** Opening Entries shown block **

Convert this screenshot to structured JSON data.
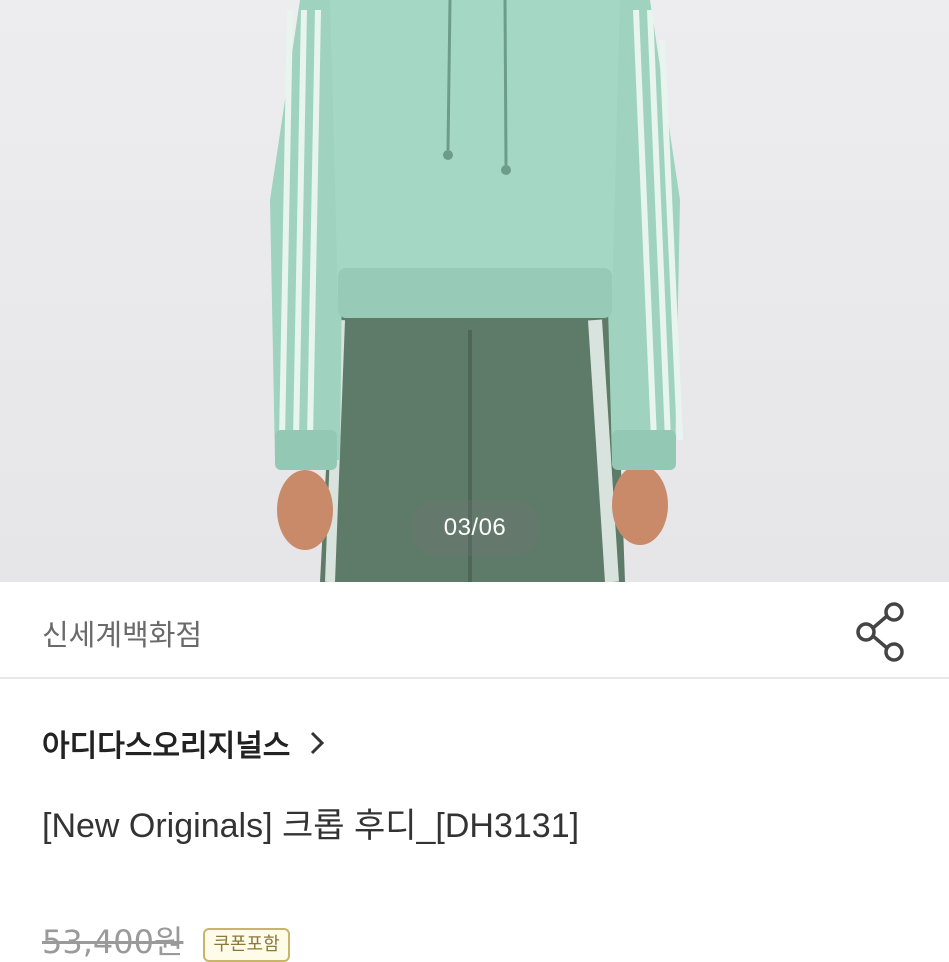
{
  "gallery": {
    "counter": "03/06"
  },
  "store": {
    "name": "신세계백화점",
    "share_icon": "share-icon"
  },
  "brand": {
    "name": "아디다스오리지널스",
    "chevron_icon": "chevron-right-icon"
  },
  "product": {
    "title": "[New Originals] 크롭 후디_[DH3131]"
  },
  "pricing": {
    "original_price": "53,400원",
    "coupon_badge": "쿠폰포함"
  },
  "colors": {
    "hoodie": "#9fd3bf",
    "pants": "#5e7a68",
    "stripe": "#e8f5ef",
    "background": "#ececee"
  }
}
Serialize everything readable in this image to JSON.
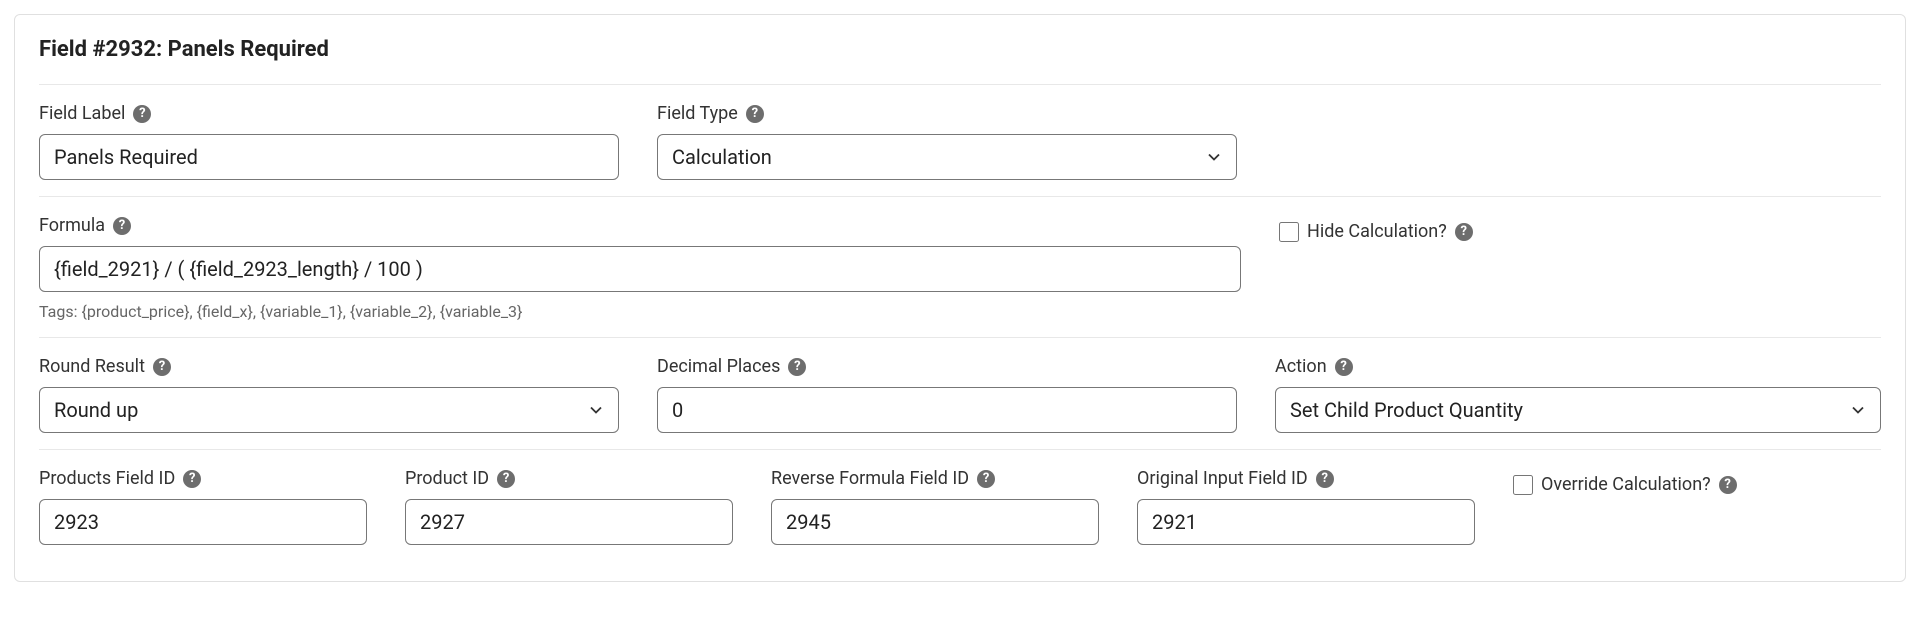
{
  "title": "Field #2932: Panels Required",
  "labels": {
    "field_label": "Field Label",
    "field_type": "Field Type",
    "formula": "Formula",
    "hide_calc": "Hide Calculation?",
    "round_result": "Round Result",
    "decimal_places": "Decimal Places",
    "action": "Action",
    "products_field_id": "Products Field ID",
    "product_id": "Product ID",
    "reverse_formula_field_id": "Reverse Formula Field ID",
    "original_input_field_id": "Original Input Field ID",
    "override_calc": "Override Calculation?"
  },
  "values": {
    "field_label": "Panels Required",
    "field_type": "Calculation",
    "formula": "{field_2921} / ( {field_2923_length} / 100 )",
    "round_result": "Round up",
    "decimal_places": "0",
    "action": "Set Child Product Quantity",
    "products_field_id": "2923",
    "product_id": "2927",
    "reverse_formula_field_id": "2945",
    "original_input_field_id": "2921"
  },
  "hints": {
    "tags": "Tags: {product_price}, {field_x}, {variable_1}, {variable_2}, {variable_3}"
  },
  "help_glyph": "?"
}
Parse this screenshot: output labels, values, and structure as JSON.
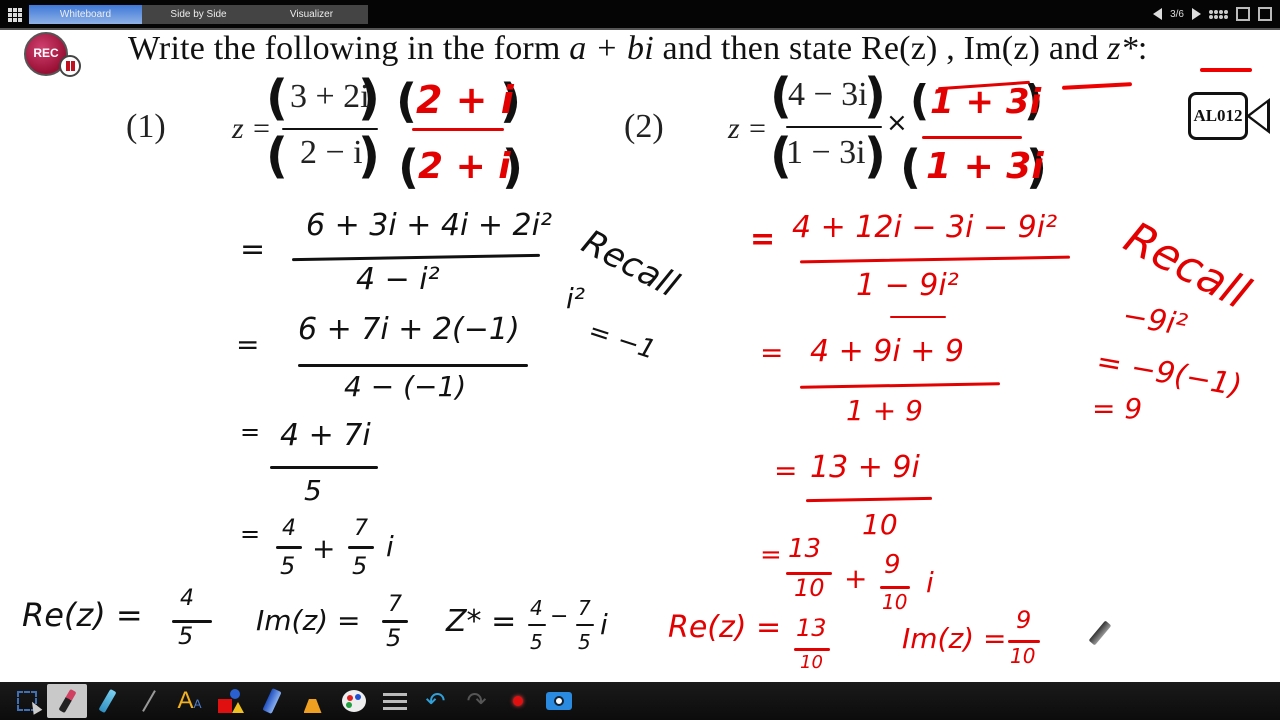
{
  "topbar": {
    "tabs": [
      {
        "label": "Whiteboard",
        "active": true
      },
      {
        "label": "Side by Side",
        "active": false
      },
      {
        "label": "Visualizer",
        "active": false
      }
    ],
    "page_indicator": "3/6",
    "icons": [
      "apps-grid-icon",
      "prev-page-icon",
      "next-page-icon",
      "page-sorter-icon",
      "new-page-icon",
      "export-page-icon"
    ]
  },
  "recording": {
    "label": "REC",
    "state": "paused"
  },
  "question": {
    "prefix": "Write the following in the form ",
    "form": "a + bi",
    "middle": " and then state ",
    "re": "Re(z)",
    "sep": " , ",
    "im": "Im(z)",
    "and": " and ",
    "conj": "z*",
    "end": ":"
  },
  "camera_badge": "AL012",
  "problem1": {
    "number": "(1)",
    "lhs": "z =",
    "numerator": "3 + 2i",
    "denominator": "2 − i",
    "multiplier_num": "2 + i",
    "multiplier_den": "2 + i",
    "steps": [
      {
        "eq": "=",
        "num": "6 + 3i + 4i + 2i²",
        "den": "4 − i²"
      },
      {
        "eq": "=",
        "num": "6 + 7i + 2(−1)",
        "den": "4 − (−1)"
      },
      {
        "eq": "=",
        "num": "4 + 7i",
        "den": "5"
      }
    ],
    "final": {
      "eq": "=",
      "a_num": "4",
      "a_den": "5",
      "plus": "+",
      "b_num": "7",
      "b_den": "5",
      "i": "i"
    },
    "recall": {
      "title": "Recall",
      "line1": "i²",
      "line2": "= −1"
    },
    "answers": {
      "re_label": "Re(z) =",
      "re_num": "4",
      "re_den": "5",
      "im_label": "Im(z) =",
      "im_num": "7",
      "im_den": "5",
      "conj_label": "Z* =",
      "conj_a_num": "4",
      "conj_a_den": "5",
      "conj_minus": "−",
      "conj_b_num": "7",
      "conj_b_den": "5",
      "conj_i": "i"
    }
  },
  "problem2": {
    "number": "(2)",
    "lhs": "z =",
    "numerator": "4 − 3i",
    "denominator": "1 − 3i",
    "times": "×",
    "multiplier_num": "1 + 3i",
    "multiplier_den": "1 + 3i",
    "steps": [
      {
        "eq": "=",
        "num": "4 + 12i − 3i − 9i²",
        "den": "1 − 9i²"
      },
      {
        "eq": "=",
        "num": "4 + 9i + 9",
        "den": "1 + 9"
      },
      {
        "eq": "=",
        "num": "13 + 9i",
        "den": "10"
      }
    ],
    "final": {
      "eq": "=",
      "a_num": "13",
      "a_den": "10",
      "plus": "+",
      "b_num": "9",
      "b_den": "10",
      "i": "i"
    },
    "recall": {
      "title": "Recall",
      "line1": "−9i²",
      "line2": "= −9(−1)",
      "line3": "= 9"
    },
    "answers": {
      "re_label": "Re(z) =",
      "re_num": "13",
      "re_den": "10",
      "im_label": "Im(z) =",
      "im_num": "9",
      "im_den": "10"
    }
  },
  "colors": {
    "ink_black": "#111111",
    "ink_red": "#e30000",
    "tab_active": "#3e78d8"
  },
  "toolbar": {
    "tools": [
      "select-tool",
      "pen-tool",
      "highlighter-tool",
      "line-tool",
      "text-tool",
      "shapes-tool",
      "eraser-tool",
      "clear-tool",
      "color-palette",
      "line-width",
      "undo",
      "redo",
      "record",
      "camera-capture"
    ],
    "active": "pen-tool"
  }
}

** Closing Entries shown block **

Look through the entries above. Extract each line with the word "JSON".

Convert this screenshot to structured JSON data.
Serialize everything readable in this image to JSON.
Parse this screenshot: output labels, values, and structure as JSON.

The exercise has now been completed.